### About this task
Each line of the records that includes "Registro" should be found and copied.

### Data under study
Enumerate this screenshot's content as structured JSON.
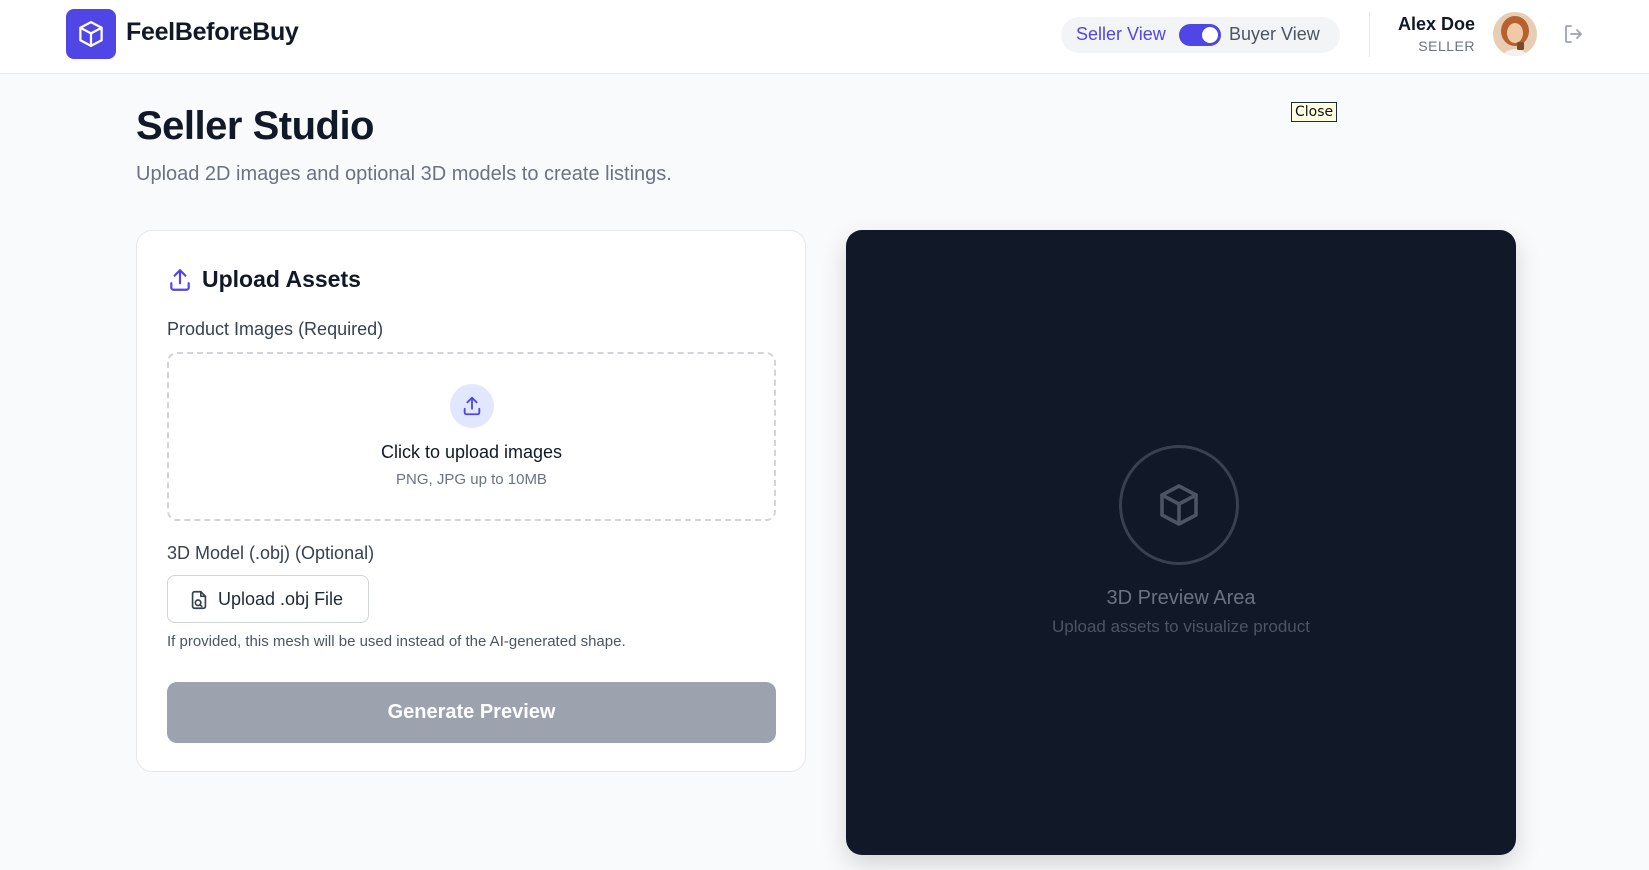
{
  "header": {
    "brand": "FeelBeforeBuy",
    "view_toggle": {
      "seller_label": "Seller View",
      "buyer_label": "Buyer View",
      "active": "Seller View"
    },
    "user": {
      "name": "Alex Doe",
      "role": "SELLER"
    }
  },
  "tooltip": {
    "text": "Close"
  },
  "page": {
    "title": "Seller Studio",
    "subtitle": "Upload 2D images and optional 3D models to create listings."
  },
  "upload_card": {
    "title": "Upload Assets",
    "images_label": "Product Images (Required)",
    "dropzone_title": "Click to upload images",
    "dropzone_hint": "PNG, JPG up to 10MB",
    "obj_label": "3D Model (.obj) (Optional)",
    "obj_button": "Upload .obj File",
    "obj_help": "If provided, this mesh will be used instead of the AI-generated shape.",
    "generate_button": "Generate Preview"
  },
  "preview": {
    "title": "3D Preview Area",
    "subtitle": "Upload assets to visualize product"
  },
  "colors": {
    "accent": "#4f46e5",
    "disabled_button": "#9ca3af",
    "preview_bg": "#111827"
  },
  "icons": [
    "cube-icon",
    "upload-icon",
    "file-icon",
    "logout-icon"
  ]
}
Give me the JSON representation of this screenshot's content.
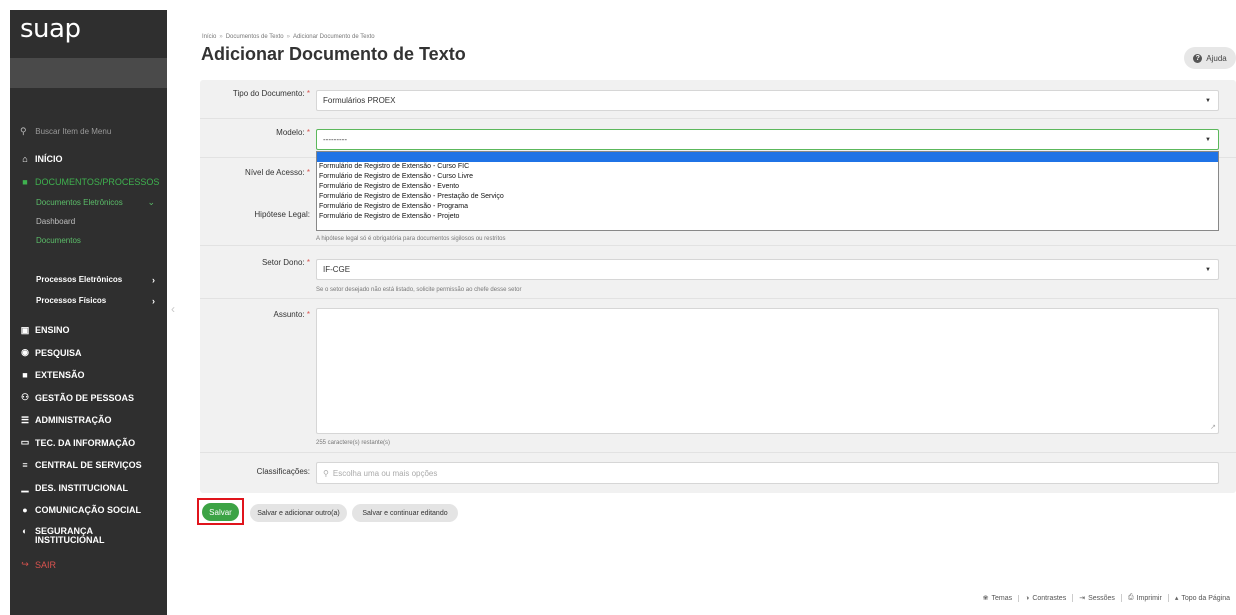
{
  "sidebar": {
    "logo": "suap",
    "search_placeholder": "Buscar Item de Menu",
    "items": {
      "inicio": "INÍCIO",
      "documentos": "DOCUMENTOS/PROCESSOS",
      "documentos_eletronicos": "Documentos Eletrônicos",
      "dashboard": "Dashboard",
      "documentos_sub": "Documentos",
      "processos_eletronicos": "Processos Eletrônicos",
      "processos_fisicos": "Processos Físicos",
      "ensino": "ENSINO",
      "pesquisa": "PESQUISA",
      "extensao": "EXTENSÃO",
      "gestao_pessoas": "GESTÃO DE PESSOAS",
      "administracao": "ADMINISTRAÇÃO",
      "tec_informacao": "TEC. DA INFORMAÇÃO",
      "central_servicos": "CENTRAL DE SERVIÇOS",
      "des_institucional": "DES. INSTITUCIONAL",
      "comunicacao_social": "COMUNICAÇÃO SOCIAL",
      "seguranca_1": "SEGURANÇA",
      "seguranca_2": "INSTITUCIONAL",
      "sair": "SAIR"
    }
  },
  "header": {
    "breadcrumb": [
      "Início",
      "Documentos de Texto",
      "Adicionar Documento de Texto"
    ],
    "title": "Adicionar Documento de Texto",
    "help_label": "Ajuda"
  },
  "form": {
    "tipo_label": "Tipo do Documento:",
    "tipo_value": "Formulários PROEX",
    "modelo_label": "Modelo:",
    "modelo_value": "---------",
    "nivel_label": "Nível de Acesso:",
    "hipotese_label": "Hipótese Legal:",
    "hipotese_help": "A hipótese legal só é obrigatória para documentos sigilosos ou restritos",
    "setor_label": "Setor Dono:",
    "setor_value": "IF-CGE",
    "setor_help": "Se o setor desejado não está listado, solicite permissão ao chefe desse setor",
    "assunto_label": "Assunto:",
    "assunto_counter": "255 caractere(s) restante(s)",
    "classificacoes_label": "Classificações:",
    "classificacoes_placeholder": "Escolha uma ou mais opções",
    "required_mark": "*"
  },
  "dropdown": {
    "options": [
      "---------",
      "Formulário de Registro de Extensão - Curso FIC",
      "Formulário de Registro de Extensão - Curso Livre",
      "Formulário de Registro de Extensão - Evento",
      "Formulário de Registro de Extensão - Prestação de Serviço",
      "Formulário de Registro de Extensão - Programa",
      "Formulário de Registro de Extensão - Projeto"
    ]
  },
  "buttons": {
    "salvar": "Salvar",
    "salvar_adicionar": "Salvar e adicionar outro(a)",
    "salvar_continuar": "Salvar e continuar editando"
  },
  "footer": {
    "temas": "Temas",
    "contrastes": "Contrastes",
    "sessoes": "Sessões",
    "imprimir": "Imprimir",
    "topo": "Topo da Página"
  },
  "colors": {
    "sidebar_bg": "#2f2f2f",
    "accent_green": "#3ca345",
    "highlight_red": "#e0141c",
    "selection_blue": "#1f73e6"
  }
}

### Task response
      "Formulário de Registro de Extensão - Curso FIC",
      "Formulário de Registro de Extensão - Curso Livre",
      "Formulário de Registro de Extensão - Evento",
      "Formulário de Registro de Extensão - Prestação de Serviço",
      "Formulário de Registro de Extensão - Programa",
      "Formulário de Registro de Extensão - Projeto"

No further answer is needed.